Hot Ducts Can Reintroduce Warm Air
Residential ACs don’t usually suck the air from the outside to cool down the indoor area. One reason why a room with AC is sealed is to avoid introducing warmer air to the system. Unfortunately, this can still happen via the AC ducts. If the outside temperature heats the ducts, your fan will recirculate warm air instead since the compressor isn’t working.
Cold Air Is Recirculated During The Winter
And this same thing happens during the winter as well. When the ducts outside became cold enough, and the heater is not running, the air passing through it will cool down. Since the fan only circulates the air around, the cooled-down air will lower the area’s temperature.
When Running The AC, Should The Fan Be On “Auto” or “On”?
It depends on whether you or anyone else will use the area. The AC is still usable regardless if the fan is on auto or always-on mode. Using the fan in combination with the AC can save money if you know how to tinker with the correct settings.
Can You Leave The AC Fan On All Night?
If you don’t mind sleeping in a heavily humidified room, you can leave the AC fans during the evening. However, this setting might be a tad bit uncomfortable. If you don’t want to use the AC at night, a ceiling fan might be a better option than an AC fan.
Running AC Fan-Only With Windows Open
You can run your AC fan with windows open during the spring. The comfortable spring temperature will circulate all over the house, which can cool down hot spaces. Running an AC during the spring might be overkill since the temperature is not that hot. In this case, the fan-only option offers a better value without sacrificing comfort.

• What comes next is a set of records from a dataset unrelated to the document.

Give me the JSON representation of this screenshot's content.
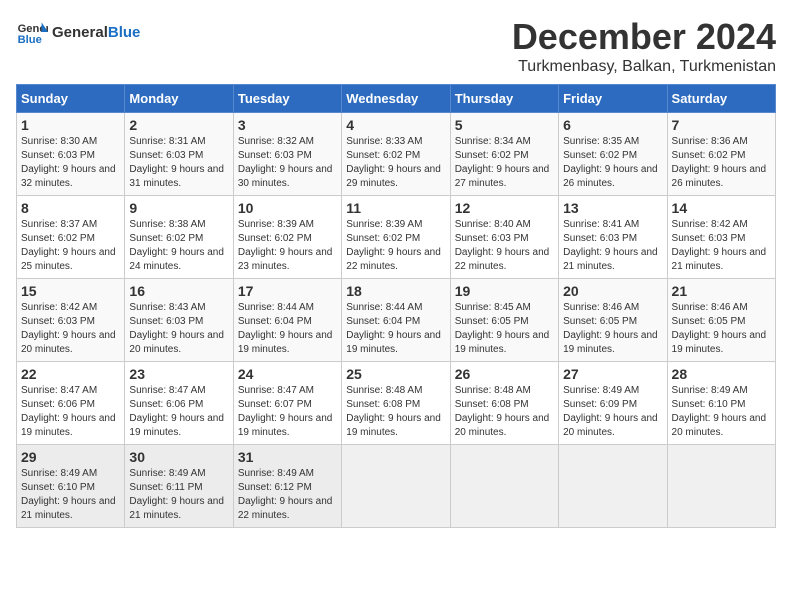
{
  "header": {
    "logo_line1": "General",
    "logo_line2": "Blue",
    "month_title": "December 2024",
    "location": "Turkmenbasy, Balkan, Turkmenistan"
  },
  "weekdays": [
    "Sunday",
    "Monday",
    "Tuesday",
    "Wednesday",
    "Thursday",
    "Friday",
    "Saturday"
  ],
  "weeks": [
    [
      {
        "day": "1",
        "sunrise": "Sunrise: 8:30 AM",
        "sunset": "Sunset: 6:03 PM",
        "daylight": "Daylight: 9 hours and 32 minutes."
      },
      {
        "day": "2",
        "sunrise": "Sunrise: 8:31 AM",
        "sunset": "Sunset: 6:03 PM",
        "daylight": "Daylight: 9 hours and 31 minutes."
      },
      {
        "day": "3",
        "sunrise": "Sunrise: 8:32 AM",
        "sunset": "Sunset: 6:03 PM",
        "daylight": "Daylight: 9 hours and 30 minutes."
      },
      {
        "day": "4",
        "sunrise": "Sunrise: 8:33 AM",
        "sunset": "Sunset: 6:02 PM",
        "daylight": "Daylight: 9 hours and 29 minutes."
      },
      {
        "day": "5",
        "sunrise": "Sunrise: 8:34 AM",
        "sunset": "Sunset: 6:02 PM",
        "daylight": "Daylight: 9 hours and 27 minutes."
      },
      {
        "day": "6",
        "sunrise": "Sunrise: 8:35 AM",
        "sunset": "Sunset: 6:02 PM",
        "daylight": "Daylight: 9 hours and 26 minutes."
      },
      {
        "day": "7",
        "sunrise": "Sunrise: 8:36 AM",
        "sunset": "Sunset: 6:02 PM",
        "daylight": "Daylight: 9 hours and 26 minutes."
      }
    ],
    [
      {
        "day": "8",
        "sunrise": "Sunrise: 8:37 AM",
        "sunset": "Sunset: 6:02 PM",
        "daylight": "Daylight: 9 hours and 25 minutes."
      },
      {
        "day": "9",
        "sunrise": "Sunrise: 8:38 AM",
        "sunset": "Sunset: 6:02 PM",
        "daylight": "Daylight: 9 hours and 24 minutes."
      },
      {
        "day": "10",
        "sunrise": "Sunrise: 8:39 AM",
        "sunset": "Sunset: 6:02 PM",
        "daylight": "Daylight: 9 hours and 23 minutes."
      },
      {
        "day": "11",
        "sunrise": "Sunrise: 8:39 AM",
        "sunset": "Sunset: 6:02 PM",
        "daylight": "Daylight: 9 hours and 22 minutes."
      },
      {
        "day": "12",
        "sunrise": "Sunrise: 8:40 AM",
        "sunset": "Sunset: 6:03 PM",
        "daylight": "Daylight: 9 hours and 22 minutes."
      },
      {
        "day": "13",
        "sunrise": "Sunrise: 8:41 AM",
        "sunset": "Sunset: 6:03 PM",
        "daylight": "Daylight: 9 hours and 21 minutes."
      },
      {
        "day": "14",
        "sunrise": "Sunrise: 8:42 AM",
        "sunset": "Sunset: 6:03 PM",
        "daylight": "Daylight: 9 hours and 21 minutes."
      }
    ],
    [
      {
        "day": "15",
        "sunrise": "Sunrise: 8:42 AM",
        "sunset": "Sunset: 6:03 PM",
        "daylight": "Daylight: 9 hours and 20 minutes."
      },
      {
        "day": "16",
        "sunrise": "Sunrise: 8:43 AM",
        "sunset": "Sunset: 6:03 PM",
        "daylight": "Daylight: 9 hours and 20 minutes."
      },
      {
        "day": "17",
        "sunrise": "Sunrise: 8:44 AM",
        "sunset": "Sunset: 6:04 PM",
        "daylight": "Daylight: 9 hours and 19 minutes."
      },
      {
        "day": "18",
        "sunrise": "Sunrise: 8:44 AM",
        "sunset": "Sunset: 6:04 PM",
        "daylight": "Daylight: 9 hours and 19 minutes."
      },
      {
        "day": "19",
        "sunrise": "Sunrise: 8:45 AM",
        "sunset": "Sunset: 6:05 PM",
        "daylight": "Daylight: 9 hours and 19 minutes."
      },
      {
        "day": "20",
        "sunrise": "Sunrise: 8:46 AM",
        "sunset": "Sunset: 6:05 PM",
        "daylight": "Daylight: 9 hours and 19 minutes."
      },
      {
        "day": "21",
        "sunrise": "Sunrise: 8:46 AM",
        "sunset": "Sunset: 6:05 PM",
        "daylight": "Daylight: 9 hours and 19 minutes."
      }
    ],
    [
      {
        "day": "22",
        "sunrise": "Sunrise: 8:47 AM",
        "sunset": "Sunset: 6:06 PM",
        "daylight": "Daylight: 9 hours and 19 minutes."
      },
      {
        "day": "23",
        "sunrise": "Sunrise: 8:47 AM",
        "sunset": "Sunset: 6:06 PM",
        "daylight": "Daylight: 9 hours and 19 minutes."
      },
      {
        "day": "24",
        "sunrise": "Sunrise: 8:47 AM",
        "sunset": "Sunset: 6:07 PM",
        "daylight": "Daylight: 9 hours and 19 minutes."
      },
      {
        "day": "25",
        "sunrise": "Sunrise: 8:48 AM",
        "sunset": "Sunset: 6:08 PM",
        "daylight": "Daylight: 9 hours and 19 minutes."
      },
      {
        "day": "26",
        "sunrise": "Sunrise: 8:48 AM",
        "sunset": "Sunset: 6:08 PM",
        "daylight": "Daylight: 9 hours and 20 minutes."
      },
      {
        "day": "27",
        "sunrise": "Sunrise: 8:49 AM",
        "sunset": "Sunset: 6:09 PM",
        "daylight": "Daylight: 9 hours and 20 minutes."
      },
      {
        "day": "28",
        "sunrise": "Sunrise: 8:49 AM",
        "sunset": "Sunset: 6:10 PM",
        "daylight": "Daylight: 9 hours and 20 minutes."
      }
    ],
    [
      {
        "day": "29",
        "sunrise": "Sunrise: 8:49 AM",
        "sunset": "Sunset: 6:10 PM",
        "daylight": "Daylight: 9 hours and 21 minutes."
      },
      {
        "day": "30",
        "sunrise": "Sunrise: 8:49 AM",
        "sunset": "Sunset: 6:11 PM",
        "daylight": "Daylight: 9 hours and 21 minutes."
      },
      {
        "day": "31",
        "sunrise": "Sunrise: 8:49 AM",
        "sunset": "Sunset: 6:12 PM",
        "daylight": "Daylight: 9 hours and 22 minutes."
      },
      null,
      null,
      null,
      null
    ]
  ]
}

Both the “Auto” mode and the “Always-On” mode can be helpful in different circumstances. The choice should be dependent on the user’s needs and location. The “always-on” option is great if you want an evenly-distributed air temperature inside your home or in the designated working area. But this option is less efficient in energy consumption and doesn’t reduce the humidity.
The Auto mode, on the other hand, is used when the programmed thermostat settings are followed. This method can save you hundreds of dollars per year or more, depending on the programmed operating hours per day. However, this option can only cool down a few rooms and areas. And these areas are only cool for a few hours a day.